The Ryan plan attacks the problem of poverty on several different fronts simultaneously. In that, it is quite innovative. But aside from a few policy wonks in Washington and the pundit class that always enjoys something meaty to analyze and discuss, is there any relevance at all to Ryan’s proposals?

From a political point of view, not much. Conservatives are not likely to embrace much of the plan, while liberals have already damned it by praising some of it. Poverty as an important issue facing the country doesn’t even make an appearance in this Pew poll from May.

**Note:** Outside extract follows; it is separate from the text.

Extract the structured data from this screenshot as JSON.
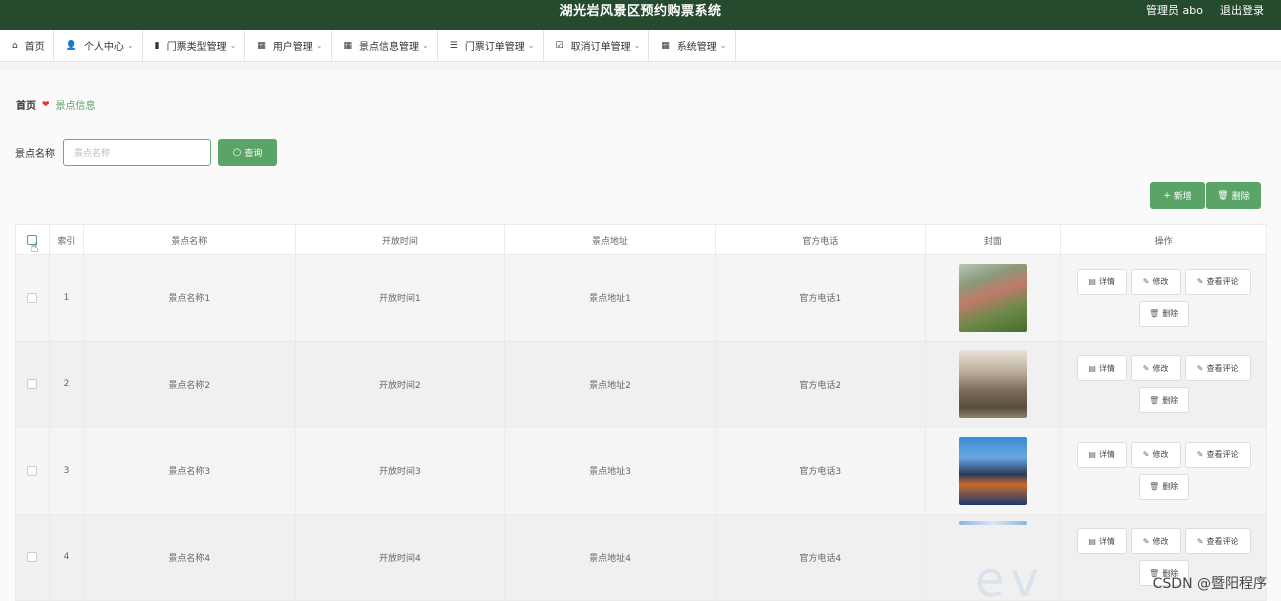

But from a governance standpoint, can conservatives afford to ignore it? If the right wants to govern, it must show the American voter that it is ready to govern all of us — rich, poor, middle class — and address the issues important to all citizens. Ryan’s plan would be DOA in Congress, but as a conversation starter, it’s an excellent appetizer. His big, bold ideas are just the sort of thing that conservatives should be debating — consequential ideas that can reinvent a conservative approach to governing and reinvigorate intellectual conservatism when it is possibly at its nadir.

For a movement that was bereft of major ideas following the debacles of 2008 and 2012, the reform conservatives have stepped up and filled a void that needed filling. At least, there is a baseline from which all on the right can begin to talk and strategize, giving flesh to the bone and sinew of a political campaign.

That would certainly come in handy in 2016.